Draghi calls Erdoğan a dictator: a clumsy reaction?
Commenting during a press conference on the missing third chair when EU Commission President Ursula von der Leyen visited Ankara, Italian Prime Minister Mario Draghi harshly criticised the incident and called Turkey's President Erdoğan a dictator.
Has he only just noticed who Erdoğan is?
Cyprus Mail publishes a commentary by Faisal J. Abbas, editor-in-chief of the Saudi newspaper Arab News:
“Has he only just discovered that the Erdogan regime has transformed Turkey into a dictatorship? Was the arrest or suspension of nearly 45,000 military officials, judges, civil servants and school teachers in 2016 not enough of an indicator? According to the Turkish justice ministry, a total of 128,872 investigations were launched in the past six years over 'insulting the president,' of which 27,717 led to criminal prosecutions, and 9,556 to sentences of imprisonment. ... In this period, 903 young people between the ages of 12 and 17 were put on trial on the same 'charge.' As for suggestions that what happened with von der Leyen was 'insulting to Europe' - I wonder if critics have noticed Turkey's continued intimidation of Cyprus and Greece in the eastern Mediterranean.”
Strengthen Turkey's civil society
Commenting in La Stampa, political scientist Nathalie Tocci is not impressed with Draghi's choice of words:
“If Turkey were really a dictatorship, no material interests could justify improving relations. The fact is, however, that we have an interest in opening a new chapter with Turkey precisely because it is not a dictatorship. It is a country where authoritarianism has gradually solidified, but in which society continues to show incredible signs of democratic resilience. ... This civil society urgently needs a solid connection with Europe. But that is precisely what it has been denied, both because Europe has slammed doors in its face and because of the authoritarianism and nationalism of its leadership .”
Yetkin Report criticises what it sees as rash interpretations on the European side:
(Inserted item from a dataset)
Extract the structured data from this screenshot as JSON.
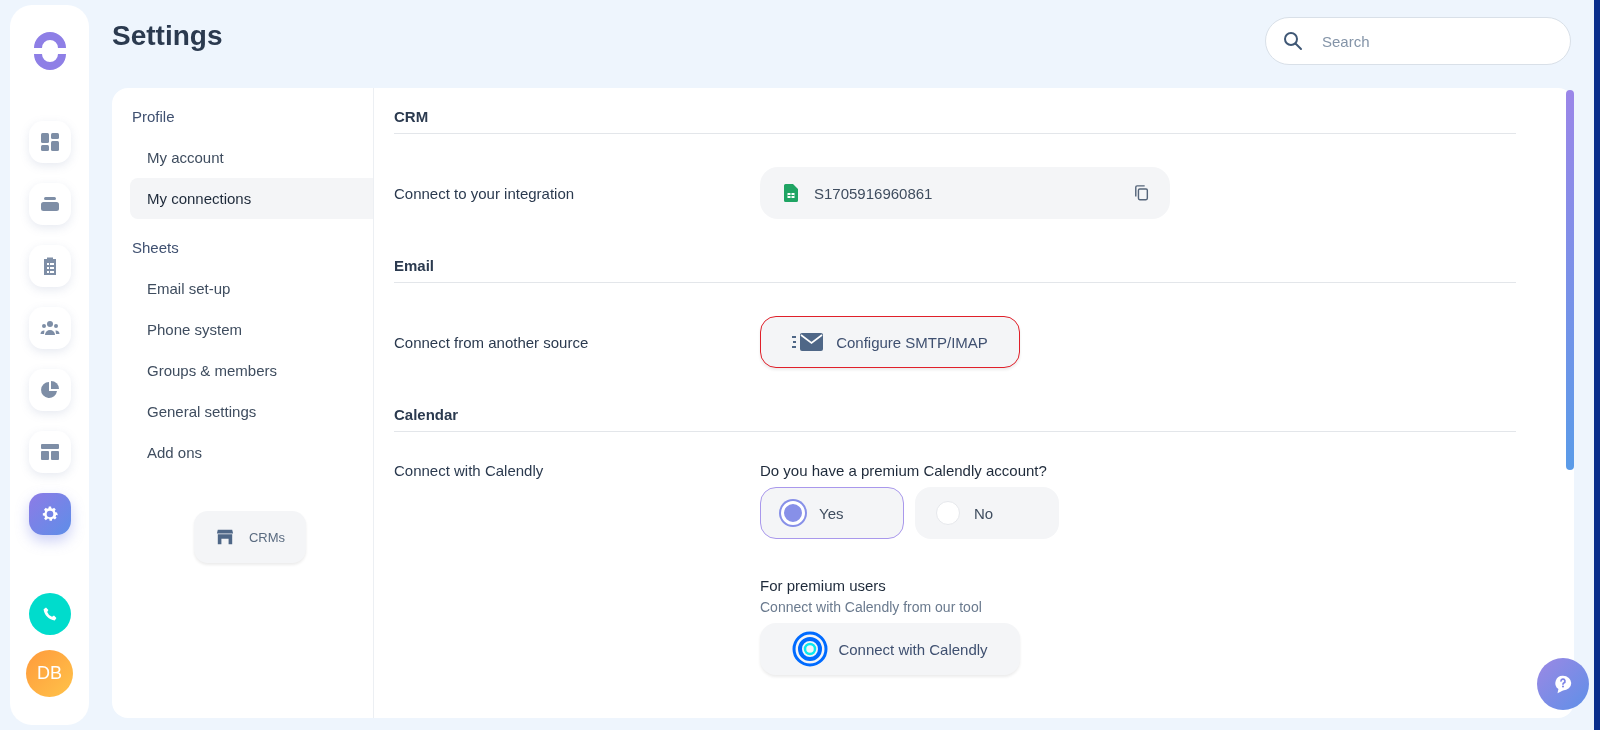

“The main problem is that the biased Europeans are trying to blame the protocol issue between their own representatives on Turkey by implying that the Turkish president snubbed the revered von der Leyen both diplomatically and as a woman. ... That Mario Draghi is ignoring the personal feud between the two EU leaders and calling Erdoğan a 'dictator' goes hand in hand with this prejudice. The root of the problem that has come to light with the protocol incident is double standards. It is the EU that purports to defend values and principles while putting its own interests first.”